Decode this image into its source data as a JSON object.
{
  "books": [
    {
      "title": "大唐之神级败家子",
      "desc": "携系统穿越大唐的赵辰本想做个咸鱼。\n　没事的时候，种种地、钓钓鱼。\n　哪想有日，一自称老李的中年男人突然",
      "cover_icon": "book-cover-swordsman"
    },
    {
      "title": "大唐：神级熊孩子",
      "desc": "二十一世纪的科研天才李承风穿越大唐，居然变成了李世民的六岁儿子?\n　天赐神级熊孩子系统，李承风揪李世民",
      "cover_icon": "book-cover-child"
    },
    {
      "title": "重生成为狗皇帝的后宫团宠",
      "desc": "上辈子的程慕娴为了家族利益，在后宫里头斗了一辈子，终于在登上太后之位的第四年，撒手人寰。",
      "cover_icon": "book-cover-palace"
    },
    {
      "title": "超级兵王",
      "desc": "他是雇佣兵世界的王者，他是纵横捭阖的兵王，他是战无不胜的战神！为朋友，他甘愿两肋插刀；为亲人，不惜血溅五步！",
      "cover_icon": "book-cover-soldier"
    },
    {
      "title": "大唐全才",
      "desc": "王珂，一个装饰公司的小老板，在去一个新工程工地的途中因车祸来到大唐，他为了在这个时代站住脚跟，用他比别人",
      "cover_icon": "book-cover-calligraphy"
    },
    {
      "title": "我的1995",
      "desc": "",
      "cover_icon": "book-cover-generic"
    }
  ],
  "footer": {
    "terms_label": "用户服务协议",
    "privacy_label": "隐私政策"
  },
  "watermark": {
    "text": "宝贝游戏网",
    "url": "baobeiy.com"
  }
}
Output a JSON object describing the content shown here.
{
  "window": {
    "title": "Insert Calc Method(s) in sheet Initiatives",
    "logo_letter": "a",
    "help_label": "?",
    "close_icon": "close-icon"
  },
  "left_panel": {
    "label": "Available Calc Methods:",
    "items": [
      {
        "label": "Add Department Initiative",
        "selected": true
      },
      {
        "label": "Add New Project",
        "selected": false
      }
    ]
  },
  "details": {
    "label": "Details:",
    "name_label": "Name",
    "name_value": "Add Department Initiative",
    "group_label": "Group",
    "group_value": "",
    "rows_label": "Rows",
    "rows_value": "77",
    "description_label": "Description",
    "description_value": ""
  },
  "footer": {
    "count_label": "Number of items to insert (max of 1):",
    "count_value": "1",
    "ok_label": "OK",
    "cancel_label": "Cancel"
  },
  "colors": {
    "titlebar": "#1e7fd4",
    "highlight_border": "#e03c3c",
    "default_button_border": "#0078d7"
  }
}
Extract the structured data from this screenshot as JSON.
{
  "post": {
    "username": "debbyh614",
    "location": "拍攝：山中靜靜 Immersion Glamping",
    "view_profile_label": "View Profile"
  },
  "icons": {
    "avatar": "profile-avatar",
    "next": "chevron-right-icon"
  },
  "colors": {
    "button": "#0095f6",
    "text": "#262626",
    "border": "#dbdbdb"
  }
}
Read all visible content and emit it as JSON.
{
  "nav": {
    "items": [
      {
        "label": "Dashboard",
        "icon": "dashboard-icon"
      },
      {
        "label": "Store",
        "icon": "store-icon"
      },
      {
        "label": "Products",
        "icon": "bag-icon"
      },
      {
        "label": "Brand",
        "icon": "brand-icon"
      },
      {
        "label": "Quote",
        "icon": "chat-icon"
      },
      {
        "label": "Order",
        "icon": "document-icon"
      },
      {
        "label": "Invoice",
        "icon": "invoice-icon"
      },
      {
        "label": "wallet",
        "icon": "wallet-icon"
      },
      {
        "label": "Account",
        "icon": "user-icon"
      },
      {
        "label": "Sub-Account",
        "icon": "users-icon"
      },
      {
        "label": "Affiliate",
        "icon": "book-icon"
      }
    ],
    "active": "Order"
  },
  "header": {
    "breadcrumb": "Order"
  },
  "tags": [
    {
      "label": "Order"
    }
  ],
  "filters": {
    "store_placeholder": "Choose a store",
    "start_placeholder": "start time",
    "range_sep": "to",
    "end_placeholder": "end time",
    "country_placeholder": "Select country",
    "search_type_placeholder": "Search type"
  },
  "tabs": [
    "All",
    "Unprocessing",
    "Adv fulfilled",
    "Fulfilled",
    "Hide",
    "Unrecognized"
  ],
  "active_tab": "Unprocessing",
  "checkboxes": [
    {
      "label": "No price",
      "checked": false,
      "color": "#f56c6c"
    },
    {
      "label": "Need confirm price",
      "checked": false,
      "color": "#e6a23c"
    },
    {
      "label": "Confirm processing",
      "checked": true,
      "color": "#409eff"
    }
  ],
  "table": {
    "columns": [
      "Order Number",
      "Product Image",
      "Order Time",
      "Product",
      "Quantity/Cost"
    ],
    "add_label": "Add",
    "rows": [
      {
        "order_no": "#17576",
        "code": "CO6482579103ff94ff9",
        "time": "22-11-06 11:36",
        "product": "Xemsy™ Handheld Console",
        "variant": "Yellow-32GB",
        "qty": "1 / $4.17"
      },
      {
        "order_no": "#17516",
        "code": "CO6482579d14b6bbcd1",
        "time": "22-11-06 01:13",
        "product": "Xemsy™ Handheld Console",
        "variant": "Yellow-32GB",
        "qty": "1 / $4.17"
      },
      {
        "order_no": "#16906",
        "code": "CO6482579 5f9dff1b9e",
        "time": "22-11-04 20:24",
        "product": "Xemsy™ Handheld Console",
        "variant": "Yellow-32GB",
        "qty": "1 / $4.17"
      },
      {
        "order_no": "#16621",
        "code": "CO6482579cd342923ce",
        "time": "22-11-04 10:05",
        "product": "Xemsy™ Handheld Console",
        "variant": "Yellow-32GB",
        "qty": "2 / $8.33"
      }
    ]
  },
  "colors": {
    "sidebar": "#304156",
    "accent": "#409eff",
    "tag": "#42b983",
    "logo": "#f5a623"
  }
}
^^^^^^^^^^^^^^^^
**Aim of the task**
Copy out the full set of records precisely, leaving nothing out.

**Exercise output**
Decode this image into its source data as a JSON object.
{
  "books": [
    {
      "title": "大唐之神级败家子",
      "desc": "携系统穿越大唐的赵辰本想做个咸鱼。\n　没事的时候，种种地、钓钓鱼。\n　哪想有日，一自称老李的中年男人突然",
      "cover_icon": "book-cover-swordsman"
    },
    {
      "title": "大唐：神级熊孩子",
      "desc": "二十一世纪的科研天才李承风穿越大唐，居然变成了李世民的六岁儿子?\n　天赐神级熊孩子系统，李承风揪李世民",
      "cover_icon": "book-cover-child"
    },
    {
      "title": "重生成为狗皇帝的后宫团宠",
      "desc": "上辈子的程慕娴为了家族利益，在后宫里头斗了一辈子，终于在登上太后之位的第四年，撒手人寰。",
      "cover_icon": "book-cover-palace"
    },
    {
      "title": "超级兵王",
      "desc": "他是雇佣兵世界的王者，他是纵横捭阖的兵王，他是战无不胜的战神！为朋友，他甘愿两肋插刀；为亲人，不惜血溅五步！",
      "cover_icon": "book-cover-soldier"
    },
    {
      "title": "大唐全才",
      "desc": "王珂，一个装饰公司的小老板，在去一个新工程工地的途中因车祸来到大唐，他为了在这个时代站住脚跟，用他比别人",
      "cover_icon": "book-cover-calligraphy"
    },
    {
      "title": "我的1995",
      "desc": "",
      "cover_icon": "book-cover-generic"
    }
  ],
  "footer": {
    "terms_label": "用户服务协议",
    "privacy_label": "隐私政策"
  },
  "watermark": {
    "text": "宝贝游戏网",
    "url": "baobeiy.com"
  }
}
Output a JSON object describing the content shown here.
{
  "window": {
    "title": "Insert Calc Method(s) in sheet Initiatives",
    "logo_letter": "a",
    "help_label": "?",
    "close_icon": "close-icon"
  },
  "left_panel": {
    "label": "Available Calc Methods:",
    "items": [
      {
        "label": "Add Department Initiative",
        "selected": true
      },
      {
        "label": "Add New Project",
        "selected": false
      }
    ]
  },
  "details": {
    "label": "Details:",
    "name_label": "Name",
    "name_value": "Add Department Initiative",
    "group_label": "Group",
    "group_value": "",
    "rows_label": "Rows",
    "rows_value": "77",
    "description_label": "Description",
    "description_value": ""
  },
  "footer": {
    "count_label": "Number of items to insert (max of 1):",
    "count_value": "1",
    "ok_label": "OK",
    "cancel_label": "Cancel"
  },
  "colors": {
    "titlebar": "#1e7fd4",
    "highlight_border": "#e03c3c",
    "default_button_border": "#0078d7"
  }
}
Extract the structured data from this screenshot as JSON.
{
  "post": {
    "username": "debbyh614",
    "location": "拍攝：山中靜靜 Immersion Glamping",
    "view_profile_label": "View Profile"
  },
  "icons": {
    "avatar": "profile-avatar",
    "next": "chevron-right-icon"
  },
  "colors": {
    "button": "#0095f6",
    "text": "#262626",
    "border": "#dbdbdb"
  }
}
Read all visible content and emit it as JSON.
{
  "nav": {
    "items": [
      {
        "label": "Dashboard",
        "icon": "dashboard-icon"
      },
      {
        "label": "Store",
        "icon": "store-icon"
      },
      {
        "label": "Products",
        "icon": "bag-icon"
      },
      {
        "label": "Brand",
        "icon": "brand-icon"
      },
      {
        "label": "Quote",
        "icon": "chat-icon"
      },
      {
        "label": "Order",
        "icon": "document-icon"
      },
      {
        "label": "Invoice",
        "icon": "invoice-icon"
      },
      {
        "label": "wallet",
        "icon": "wallet-icon"
      },
      {
        "label": "Account",
        "icon": "user-icon"
      },
      {
        "label": "Sub-Account",
        "icon": "users-icon"
      },
      {
        "label": "Affiliate",
        "icon": "book-icon"
      }
    ],
    "active": "Order"
  },
  "header": {
    "breadcrumb": "Order"
  },
  "tags": [
    {
      "label": "Order"
    }
  ],
  "filters": {
    "store_placeholder": "Choose a store",
    "start_placeholder": "start time",
    "range_sep": "to",
    "end_placeholder": "end time",
    "country_placeholder": "Select country",
    "search_type_placeholder": "Search type"
  },
  "tabs": [
    "All",
    "Unprocessing",
    "Adv fulfilled",
    "Fulfilled",
    "Hide",
    "Unrecognized"
  ],
  "active_tab": "Unprocessing",
  "checkboxes": [
    {
      "label": "No price",
      "checked": false,
      "color": "#f56c6c"
    },
    {
      "label": "Need confirm price",
      "checked": false,
      "color": "#e6a23c"
    },
    {
      "label": "Confirm processing",
      "checked": true,
      "color": "#409eff"
    }
  ],
  "table": {
    "columns": [
      "Order Number",
      "Product Image",
      "Order Time",
      "Product",
      "Quantity/Cost"
    ],
    "add_label": "Add",
    "rows": [
      {
        "order_no": "#17576",
        "code": "CO6482579103ff94ff9",
        "time": "22-11-06 11:36",
        "product": "Xemsy™ Handheld Console",
        "variant": "Yellow-32GB",
        "qty": "1 / $4.17"
      },
      {
        "order_no": "#17516",
        "code": "CO6482579d14b6bbcd1",
        "time": "22-11-06 01:13",
        "product": "Xemsy™ Handheld Console",
        "variant": "Yellow-32GB",
        "qty": "1 / $4.17"
      },
      {
        "order_no": "#16906",
        "code": "CO6482579 5f9dff1b9e",
        "time": "22-11-04 20:24",
        "product": "Xemsy™ Handheld Console",
        "variant": "Yellow-32GB",
        "qty": "1 / $4.17"
      },
      {
        "order_no": "#16621",
        "code": "CO6482579cd342923ce",
        "time": "22-11-04 10:05",
        "product": "Xemsy™ Handheld Console",
        "variant": "Yellow-32GB",
        "qty": "2 / $8.33"
      }
    ]
  },
  "colors": {
    "sidebar": "#304156",
    "accent": "#409eff",
    "tag": "#42b983",
    "logo": "#f5a623"
  }
}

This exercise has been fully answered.